[PROMPT]: Please copy each line below that contains the string "build".
*****
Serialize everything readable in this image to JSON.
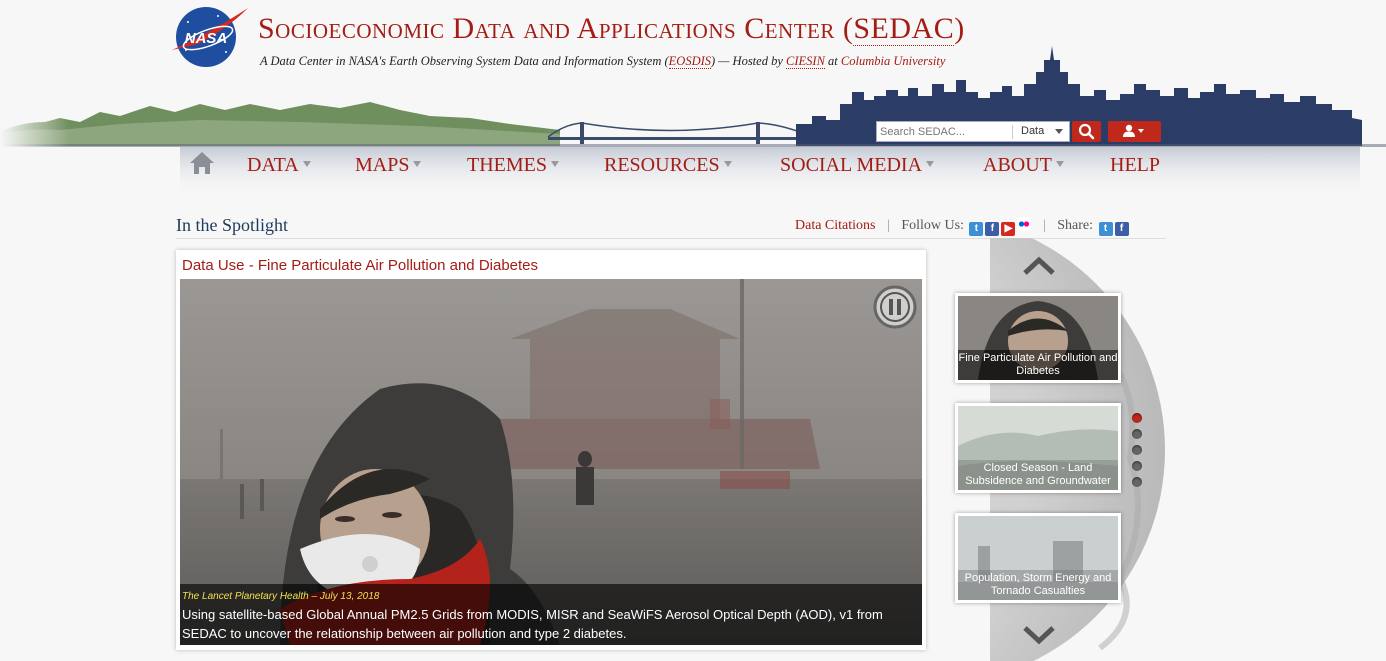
{
  "site": {
    "title_main": "Socioeconomic Data and Applications Center (",
    "title_abbr": "SEDAC",
    "title_end": ")",
    "tagline_part1": "A Data Center in NASA's Earth Observing System Data and Information System (",
    "tagline_eosdis": "EOSDIS",
    "tagline_part2": ") — Hosted by ",
    "tagline_ciesin": "CIESIN",
    "tagline_part3": " at ",
    "tagline_columbia": "Columbia University",
    "logo_text": "NASA"
  },
  "search": {
    "placeholder": "Search SEDAC...",
    "scope": "Data"
  },
  "nav": {
    "items": [
      {
        "label": "DATA"
      },
      {
        "label": "MAPS"
      },
      {
        "label": "THEMES"
      },
      {
        "label": "RESOURCES"
      },
      {
        "label": "SOCIAL MEDIA"
      },
      {
        "label": "ABOUT"
      },
      {
        "label": "HELP"
      }
    ]
  },
  "spotlight": {
    "heading": "In the Spotlight",
    "data_citations": "Data Citations",
    "follow_us": "Follow Us:",
    "share": "Share:"
  },
  "slide": {
    "title": "Data Use - Fine Particulate Air Pollution and Diabetes",
    "source": "The Lancet Planetary Health – July 13, 2018",
    "caption": "Using satellite-based Global Annual PM2.5 Grids from MODIS, MISR and SeaWiFS Aerosol Optical Depth (AOD), v1 from SEDAC to uncover the relationship between air pollution and type 2 diabetes."
  },
  "thumbnails": [
    {
      "label": "Fine Particulate Air Pollution and Diabetes"
    },
    {
      "label": "Closed Season - Land Subsidence and Groundwater"
    },
    {
      "label": "Population, Storm Energy and Tornado Casualties"
    }
  ],
  "carousel": {
    "active_index": 0,
    "count": 5
  },
  "colors": {
    "brand_red": "#a31d15",
    "button_red": "#c0281c",
    "heading_blue": "#1f3a5c"
  }
}
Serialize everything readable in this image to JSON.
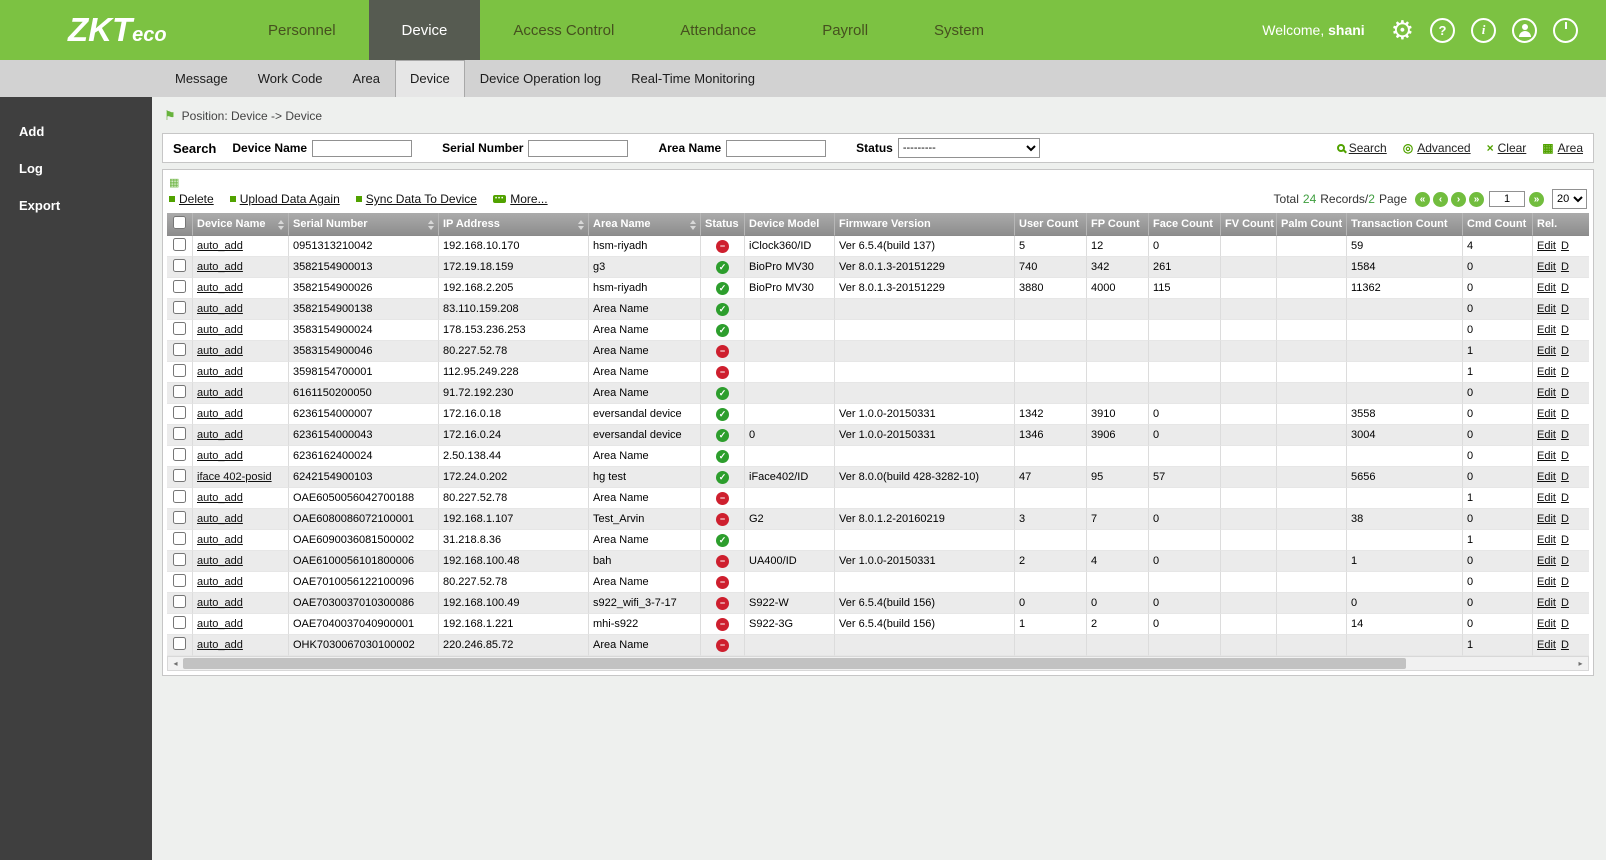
{
  "colors": {
    "brand_green": "#7cc242",
    "active_tab": "#565b51",
    "status_online": "#2d9e2d",
    "status_offline": "#ce1f2e",
    "link_green": "#51a200"
  },
  "header": {
    "logo_main": "ZKT",
    "logo_sub": "eco",
    "nav": [
      {
        "label": "Personnel",
        "active": false
      },
      {
        "label": "Device",
        "active": true
      },
      {
        "label": "Access Control",
        "active": false
      },
      {
        "label": "Attendance",
        "active": false
      },
      {
        "label": "Payroll",
        "active": false
      },
      {
        "label": "System",
        "active": false
      }
    ],
    "welcome": "Welcome,",
    "username": "shani",
    "icons": [
      "gear-icon",
      "help-icon",
      "info-icon",
      "user-icon",
      "power-icon"
    ]
  },
  "subnav": {
    "tabs": [
      {
        "label": "Message",
        "active": false
      },
      {
        "label": "Work Code",
        "active": false
      },
      {
        "label": "Area",
        "active": false
      },
      {
        "label": "Device",
        "active": true
      },
      {
        "label": "Device Operation log",
        "active": false
      },
      {
        "label": "Real-Time Monitoring",
        "active": false
      }
    ]
  },
  "sidebar": {
    "items": [
      {
        "label": "Add"
      },
      {
        "label": "Log"
      },
      {
        "label": "Export"
      }
    ]
  },
  "breadcrumb": {
    "icon": "flag-icon",
    "label": "Position: Device -> Device"
  },
  "search": {
    "title": "Search",
    "fields": [
      {
        "label": "Device Name",
        "value": ""
      },
      {
        "label": "Serial Number",
        "value": ""
      },
      {
        "label": "Area Name",
        "value": ""
      }
    ],
    "status_label": "Status",
    "status_value": "---------",
    "links": [
      {
        "label": "Search",
        "icon": "search-icon"
      },
      {
        "label": "Advanced",
        "icon": "advanced-icon"
      },
      {
        "label": "Clear",
        "icon": "clear-icon"
      },
      {
        "label": "Area",
        "icon": "area-icon"
      }
    ]
  },
  "toolbar": {
    "grid_icon": "grid-icon",
    "actions": [
      {
        "label": "Delete",
        "icon": "bullet-icon"
      },
      {
        "label": "Upload Data Again",
        "icon": "bullet-icon"
      },
      {
        "label": "Sync Data To Device",
        "icon": "bullet-icon"
      },
      {
        "label": "More...",
        "icon": "more-icon"
      }
    ],
    "pagination": {
      "total_prefix": "Total",
      "total_records": "24",
      "records_label": "Records/",
      "total_pages": "2",
      "pages_label": "Page",
      "page_value": "1",
      "page_size": "20",
      "buttons": [
        "first-page",
        "prev-page",
        "next-page",
        "last-page",
        "go-page"
      ]
    }
  },
  "table": {
    "columns": [
      {
        "key": "name",
        "label": "Device Name",
        "sortable": true
      },
      {
        "key": "serial",
        "label": "Serial Number",
        "sortable": true
      },
      {
        "key": "ip",
        "label": "IP Address",
        "sortable": true
      },
      {
        "key": "area",
        "label": "Area Name",
        "sortable": true
      },
      {
        "key": "status",
        "label": "Status"
      },
      {
        "key": "model",
        "label": "Device Model"
      },
      {
        "key": "firmware",
        "label": "Firmware Version"
      },
      {
        "key": "user",
        "label": "User Count"
      },
      {
        "key": "fp",
        "label": "FP Count"
      },
      {
        "key": "face",
        "label": "Face Count"
      },
      {
        "key": "fv",
        "label": "FV Count"
      },
      {
        "key": "palm",
        "label": "Palm Count"
      },
      {
        "key": "trans",
        "label": "Transaction Count"
      },
      {
        "key": "cmd",
        "label": "Cmd Count"
      },
      {
        "key": "actions",
        "label": "Rel."
      }
    ],
    "row_actions": [
      "Edit",
      "D"
    ],
    "rows": [
      {
        "name": "auto_add",
        "serial": "0951313210042",
        "ip": "192.168.10.170",
        "area": "hsm-riyadh",
        "status": "offline",
        "model": "iClock360/ID",
        "firmware": "Ver 6.5.4(build 137)",
        "user": "5",
        "fp": "12",
        "face": "0",
        "fv": "",
        "palm": "",
        "trans": "59",
        "cmd": "4"
      },
      {
        "name": "auto_add",
        "serial": "3582154900013",
        "ip": "172.19.18.159",
        "area": "g3",
        "status": "online",
        "model": "BioPro MV30",
        "firmware": "Ver 8.0.1.3-20151229",
        "user": "740",
        "fp": "342",
        "face": "261",
        "fv": "",
        "palm": "",
        "trans": "1584",
        "cmd": "0"
      },
      {
        "name": "auto_add",
        "serial": "3582154900026",
        "ip": "192.168.2.205",
        "area": "hsm-riyadh",
        "status": "online",
        "model": "BioPro MV30",
        "firmware": "Ver 8.0.1.3-20151229",
        "user": "3880",
        "fp": "4000",
        "face": "115",
        "fv": "",
        "palm": "",
        "trans": "11362",
        "cmd": "0"
      },
      {
        "name": "auto_add",
        "serial": "3582154900138",
        "ip": "83.110.159.208",
        "area": "Area Name",
        "status": "online",
        "model": "",
        "firmware": "",
        "user": "",
        "fp": "",
        "face": "",
        "fv": "",
        "palm": "",
        "trans": "",
        "cmd": "0"
      },
      {
        "name": "auto_add",
        "serial": "3583154900024",
        "ip": "178.153.236.253",
        "area": "Area Name",
        "status": "online",
        "model": "",
        "firmware": "",
        "user": "",
        "fp": "",
        "face": "",
        "fv": "",
        "palm": "",
        "trans": "",
        "cmd": "0"
      },
      {
        "name": "auto_add",
        "serial": "3583154900046",
        "ip": "80.227.52.78",
        "area": "Area Name",
        "status": "offline",
        "model": "",
        "firmware": "",
        "user": "",
        "fp": "",
        "face": "",
        "fv": "",
        "palm": "",
        "trans": "",
        "cmd": "1"
      },
      {
        "name": "auto_add",
        "serial": "3598154700001",
        "ip": "112.95.249.228",
        "area": "Area Name",
        "status": "offline",
        "model": "",
        "firmware": "",
        "user": "",
        "fp": "",
        "face": "",
        "fv": "",
        "palm": "",
        "trans": "",
        "cmd": "1"
      },
      {
        "name": "auto_add",
        "serial": "6161150200050",
        "ip": "91.72.192.230",
        "area": "Area Name",
        "status": "online",
        "model": "",
        "firmware": "",
        "user": "",
        "fp": "",
        "face": "",
        "fv": "",
        "palm": "",
        "trans": "",
        "cmd": "0"
      },
      {
        "name": "auto_add",
        "serial": "6236154000007",
        "ip": "172.16.0.18",
        "area": "eversandal device",
        "status": "online",
        "model": "",
        "firmware": "Ver 1.0.0-20150331",
        "user": "1342",
        "fp": "3910",
        "face": "0",
        "fv": "",
        "palm": "",
        "trans": "3558",
        "cmd": "0"
      },
      {
        "name": "auto_add",
        "serial": "6236154000043",
        "ip": "172.16.0.24",
        "area": "eversandal device",
        "status": "online",
        "model": "0",
        "firmware": "Ver 1.0.0-20150331",
        "user": "1346",
        "fp": "3906",
        "face": "0",
        "fv": "",
        "palm": "",
        "trans": "3004",
        "cmd": "0"
      },
      {
        "name": "auto_add",
        "serial": "6236162400024",
        "ip": "2.50.138.44",
        "area": "Area Name",
        "status": "online",
        "model": "",
        "firmware": "",
        "user": "",
        "fp": "",
        "face": "",
        "fv": "",
        "palm": "",
        "trans": "",
        "cmd": "0"
      },
      {
        "name": "iface 402-posid",
        "serial": "6242154900103",
        "ip": "172.24.0.202",
        "area": "hg test",
        "status": "online",
        "model": "iFace402/ID",
        "firmware": "Ver 8.0.0(build 428-3282-10)",
        "user": "47",
        "fp": "95",
        "face": "57",
        "fv": "",
        "palm": "",
        "trans": "5656",
        "cmd": "0"
      },
      {
        "name": "auto_add",
        "serial": "OAE6050056042700188",
        "ip": "80.227.52.78",
        "area": "Area Name",
        "status": "offline",
        "model": "",
        "firmware": "",
        "user": "",
        "fp": "",
        "face": "",
        "fv": "",
        "palm": "",
        "trans": "",
        "cmd": "1"
      },
      {
        "name": "auto_add",
        "serial": "OAE6080086072100001",
        "ip": "192.168.1.107",
        "area": "Test_Arvin",
        "status": "offline",
        "model": "G2",
        "firmware": "Ver 8.0.1.2-20160219",
        "user": "3",
        "fp": "7",
        "face": "0",
        "fv": "",
        "palm": "",
        "trans": "38",
        "cmd": "0"
      },
      {
        "name": "auto_add",
        "serial": "OAE6090036081500002",
        "ip": "31.218.8.36",
        "area": "Area Name",
        "status": "online",
        "model": "",
        "firmware": "",
        "user": "",
        "fp": "",
        "face": "",
        "fv": "",
        "palm": "",
        "trans": "",
        "cmd": "1"
      },
      {
        "name": "auto_add",
        "serial": "OAE6100056101800006",
        "ip": "192.168.100.48",
        "area": "bah",
        "status": "offline",
        "model": "UA400/ID",
        "firmware": "Ver 1.0.0-20150331",
        "user": "2",
        "fp": "4",
        "face": "0",
        "fv": "",
        "palm": "",
        "trans": "1",
        "cmd": "0"
      },
      {
        "name": "auto_add",
        "serial": "OAE7010056122100096",
        "ip": "80.227.52.78",
        "area": "Area Name",
        "status": "offline",
        "model": "",
        "firmware": "",
        "user": "",
        "fp": "",
        "face": "",
        "fv": "",
        "palm": "",
        "trans": "",
        "cmd": "0"
      },
      {
        "name": "auto_add",
        "serial": "OAE7030037010300086",
        "ip": "192.168.100.49",
        "area": "s922_wifi_3-7-17",
        "status": "offline",
        "model": "S922-W",
        "firmware": "Ver 6.5.4(build 156)",
        "user": "0",
        "fp": "0",
        "face": "0",
        "fv": "",
        "palm": "",
        "trans": "0",
        "cmd": "0"
      },
      {
        "name": "auto_add",
        "serial": "OAE7040037040900001",
        "ip": "192.168.1.221",
        "area": "mhi-s922",
        "status": "offline",
        "model": "S922-3G",
        "firmware": "Ver 6.5.4(build 156)",
        "user": "1",
        "fp": "2",
        "face": "0",
        "fv": "",
        "palm": "",
        "trans": "14",
        "cmd": "0"
      },
      {
        "name": "auto_add",
        "serial": "OHK7030067030100002",
        "ip": "220.246.85.72",
        "area": "Area Name",
        "status": "offline",
        "model": "",
        "firmware": "",
        "user": "",
        "fp": "",
        "face": "",
        "fv": "",
        "palm": "",
        "trans": "",
        "cmd": "1"
      }
    ]
  }
}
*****
[RESPONSE TO THIS TASK]:
        "firmware": "Ver 6.5.4(build 137)",
        "firmware": "Ver 8.0.0(build 428-3282-10)",
        "firmware": "Ver 6.5.4(build 156)",
        "firmware": "Ver 6.5.4(build 156)",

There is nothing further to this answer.